Mary Seacole and Queen Emma 1865
1865 was a sad year in Jamaica’s history, over-shadowed by the tragic events in St Thomas in October. There were however pleasant happenings during the year, including one which involved the best-known Jamaican woman of the day, Mrs Mary Seacole, who was then living in Kingston although she also spent much of her time in London. On June 24th 1865 the monotony of Kingston life was broken by the arrival, for a brief stopover on her way to London, of Queen Emma of the Sandwich or Hawaiian Islands. She was welcomed with a royal gun salute and was met by a guard of honour of the 1st West India Regiment. As she landed she graciously acknowledged the cheers of the many citizens of Kingston who had gathered to greet her. The young Queen was entertained by the Custos of Kingston, Dr Bowerbank, and during the afternoon visited the Botanic Gardens and viewed Kingston from the terrace of Strawberry Hill. She returned, with her entourage, to the Royal Mail Company Steamer “Tyne”, after 11 p.m. and next morning left Kingston continuing her long journey from Hawaii to England.
One of the citizens of Kingston who greeted the Queen was Mary Seacole. In the words of the reporter of the Colonial Standard “A carriage was in attendance at the wharf to receive Her Majesty and as soon as she entered the carriage Mrs Seacole requested the honour of placing around Her Majesty a magnificent cloak that had been presented to her by the Sultan, which she accepted, thanked Mrs Seacole and shook hands with her” and so in one brief sentence was chronicled the meeting of these two remarkable women. At least something should be known in Jamaica of the Wonderful Adventures of Mrs. Seacole in many lands as she entitled her autobiography. The University of the West Indies and the Jamaican Nurses Association have both done their share in keeping alive the name of this Jamaican pioneer who saved so many lives by her medical skills, in Jamaica, in Central America and most significantly in the Crimea in 1855-6. In the years after this she divided her time between Jamaica and England and was always in contact with members of the British aristocracy and Royal Family who continued to value her for the many lives she had saved during the war in the Crimea.

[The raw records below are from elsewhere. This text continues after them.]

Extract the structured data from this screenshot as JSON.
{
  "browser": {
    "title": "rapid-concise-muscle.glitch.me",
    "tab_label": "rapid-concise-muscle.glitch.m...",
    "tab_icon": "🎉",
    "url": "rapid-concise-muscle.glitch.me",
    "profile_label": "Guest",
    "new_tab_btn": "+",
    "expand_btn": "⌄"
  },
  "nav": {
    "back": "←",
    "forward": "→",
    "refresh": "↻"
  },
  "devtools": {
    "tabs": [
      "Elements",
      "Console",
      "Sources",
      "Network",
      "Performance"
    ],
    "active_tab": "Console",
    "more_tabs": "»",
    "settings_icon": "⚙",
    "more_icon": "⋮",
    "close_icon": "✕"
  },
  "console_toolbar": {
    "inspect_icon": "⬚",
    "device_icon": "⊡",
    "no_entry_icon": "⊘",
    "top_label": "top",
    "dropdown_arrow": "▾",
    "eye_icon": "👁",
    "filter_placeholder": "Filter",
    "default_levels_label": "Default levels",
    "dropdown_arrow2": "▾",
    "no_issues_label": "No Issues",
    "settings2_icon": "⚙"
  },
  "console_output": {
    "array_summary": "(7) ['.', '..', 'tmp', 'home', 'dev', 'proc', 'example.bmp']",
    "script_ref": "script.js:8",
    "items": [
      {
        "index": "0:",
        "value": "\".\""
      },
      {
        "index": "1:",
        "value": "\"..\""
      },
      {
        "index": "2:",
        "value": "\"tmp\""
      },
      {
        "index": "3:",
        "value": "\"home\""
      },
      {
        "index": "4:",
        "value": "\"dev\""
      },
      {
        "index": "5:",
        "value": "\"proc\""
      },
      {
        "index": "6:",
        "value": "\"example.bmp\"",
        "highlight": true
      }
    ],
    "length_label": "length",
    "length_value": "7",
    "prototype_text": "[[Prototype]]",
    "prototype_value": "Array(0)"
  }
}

Considering this background it will soon be clear why Mary Seacole wished to pay her respects to the Queen from Hawaii. Queen Emma was as remarkable a woman in her own right as was Mary Seacole. She was the grand-daughter of John Young an early American or English settler in Hawaii, and his second wife who was an Hawaiian chieftainess. She was thus descended from the brother of Kamehameha, King of Hawaii, and had a claim to the Hawaiian throne. She was largely brought up and educated by Dr Thomas Rooke, an English physician and his Hawaiian wife, and from him she learned much about the care of the sick and also to love and respect the Church of England to which he belonged. In 1856 Emma married the young King Kamehameha IV who shared her enthusiasm for medical care, education and the Church of England. Together they planned great improvements for their country, but in 1863 Kamehameha IV died and was succeeded by his brother. Two attempts were later made to install Emma as ruler, but neither was successful. In 1865 Queen Emma decided to visit England and the British Government provided the ships to transport her and her party. It was on this voyage that she stopped at Kingston. In England she stayed at Windsor with Queen Victoria, and visited hospitals and educational establishments. She also journeyed to France where she was entertained by the Emperor Napoleon III and Empress Eugenie. After visiting Italy Queen Emma returned home. She died in 1885, four years after Mary Seacole had died in London.
It is clear why Mary Seacole wished to pay her respects to Queen Emma. They shared a common interest in medical matters and a love of England and its royal family. They were also both proud Coloured women, making a place and a name for themselves in the European dominated world of the mid-l9th century. Each undoubtedly knew of the other’s reputation and their meeting was of considerable symbolic significance. The occasion was clouded in only one important aspect: the strange behaviour of Governor Eyre. For unexplained reasons the Governor did not welcome Queen Emma, but remained isolated in his Blue Mountain retreat of Flamstead, ignoring the whole event. He was severely criticized in the press for his rudeness to an accepted guest of the Queen he was supposed to represent. His behaviour was merely one more item to add to the growing list of grievances Jamaicans had against him. But why did Eyre refuse to fulfill his official functions? Was it that by this time his relationships with the Black and Coloured people of Jamaica were so embittered that he could not bring himself to give the required official welcome to a woman who, whatever her status, seemed to be a representative of the same group as George William Gordon? J.M.L.
Jamaican Historical Society Bulletin Vol 10 No 5 April 1992 p 37